The company also had a reliable ecommerce system in place, with a decentralized network of five—now seven—centers and a logistics platform able to, for example, efficiently pinpoint shipping routes requiring the least amount of dry ice. “We’re really a logistics company that happens to sell seafood,” says Kallenberg. Another thing: When a lot of companies put online advertising on hold, Wild Alaskan was able to take advantage of low ad prices on social media, helping them to spread the word.
The result: The number of employees grew from 18 pre-pandemic to about 60 today and the subscriber base increased, says Kallenberg, “by an order of magnitude”. The biggest daily crop during this time was 1,400 members (what the company calls subscribers) vs. 60-80 before. Now, according to Kallenberg, though the rate of increase has slowed down, there still is a record-breaking number of signups. About 200,000 consumers have come on board since the beginning, though not all are active members now.
According to Kallenberg, the company’s growth, combined with his family’s long-time commitment to sustainable fishing, are partly what led him to change his corporate status and create a legal mandate for the company. His grandfather, who moved to Bristol Bay in the 1920s to start up a fishing business, had worked hard to follow sustainable methods and teach others to do the same . “I felt the weight of my family legacy,” he says.
Kallenberg also says he’s turned down lucrative officers from venture capital and private equity firms. “A lot of these firms had different ideas about the way the company should progress,” he says. Specifically, the would-be investors sought a short-term liquidity event that conflicted with Kallenberg’s long-term horizon. as well as advocating for various practices that ran against Kallenberg’s commitment to sustainable methods. Those decisions, he says, forced him to face profound questions of just where he wanted to take the company.

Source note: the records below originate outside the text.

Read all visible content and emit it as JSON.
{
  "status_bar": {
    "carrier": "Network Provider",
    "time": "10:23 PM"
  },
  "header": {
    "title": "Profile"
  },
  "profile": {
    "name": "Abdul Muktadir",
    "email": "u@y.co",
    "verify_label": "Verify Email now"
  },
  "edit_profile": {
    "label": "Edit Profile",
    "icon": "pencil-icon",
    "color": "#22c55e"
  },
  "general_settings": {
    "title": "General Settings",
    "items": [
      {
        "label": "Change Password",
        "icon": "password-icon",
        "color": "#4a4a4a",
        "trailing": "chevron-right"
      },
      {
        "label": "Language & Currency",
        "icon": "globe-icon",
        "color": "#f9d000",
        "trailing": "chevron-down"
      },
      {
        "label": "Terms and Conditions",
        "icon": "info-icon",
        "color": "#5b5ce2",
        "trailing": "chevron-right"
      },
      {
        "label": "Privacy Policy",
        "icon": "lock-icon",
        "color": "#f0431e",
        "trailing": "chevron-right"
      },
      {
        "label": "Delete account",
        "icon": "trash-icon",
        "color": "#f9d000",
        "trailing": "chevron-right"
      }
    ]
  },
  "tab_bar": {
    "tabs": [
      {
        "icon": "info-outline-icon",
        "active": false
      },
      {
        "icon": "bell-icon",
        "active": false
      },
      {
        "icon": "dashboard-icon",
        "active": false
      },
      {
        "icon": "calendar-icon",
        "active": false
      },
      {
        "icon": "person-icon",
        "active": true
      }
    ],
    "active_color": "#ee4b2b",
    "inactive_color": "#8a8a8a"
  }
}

Kallenberg spent a while writing the new public benefit corp. legal charter, which was filed at the end of May. It begins by describing the company’s purpose: “To accelerate society’s transition to ecological, economically and socially sustainable food systems.” Plus, it also discusses a commitment to invest in research and education, the better to promote the conservation and stewardship of wild fisheries and empower the public to make more informed decisions. According to Kallenberg, even before, he’d already funded research into salmon navigation, looking at, “how any type of human interventions could affect salmon’s ability to find their way home,” he says.